This paper, a chapter in a forthcoming book on International Law and the Supreme Court, examines the treaty decisions of the Court during the postwar era, up until the second Bush Administration. Three patterns stand in the many (roughly 130) decisions. First, the Court acted as if the immediately preceding period – the New Deal, then the War – created a sharp break with the past, freeing the Court to address many questions as novel rather than rooted in settled practice. Second, the Court largely resisted the invocation of treaties as authority contradicting congressional statutes and executive practice regarding matters of public law, but gave greater effect to treaties that addressed what the Court perceived as matters of private interest – disputes over property ownership, contract enforcement, and liability for torts.

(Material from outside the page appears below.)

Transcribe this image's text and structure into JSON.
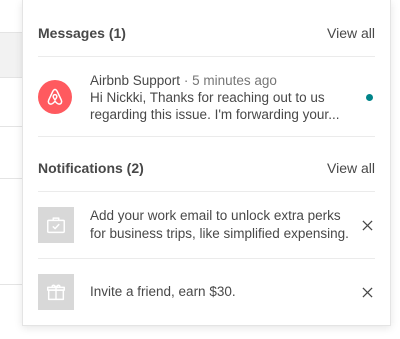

Third, the Court did invoke treaty-based rules in cases where it perceived the desire of Congress and the President to draw on international law to fill out the meaning of particular statutes.

Paul B. Stephan, Treaties in the Supreme Court, 1946-2000, in International Law in the U.S. Supreme Court: Continuity and Change, Oxford University Press, 317–352 (2011).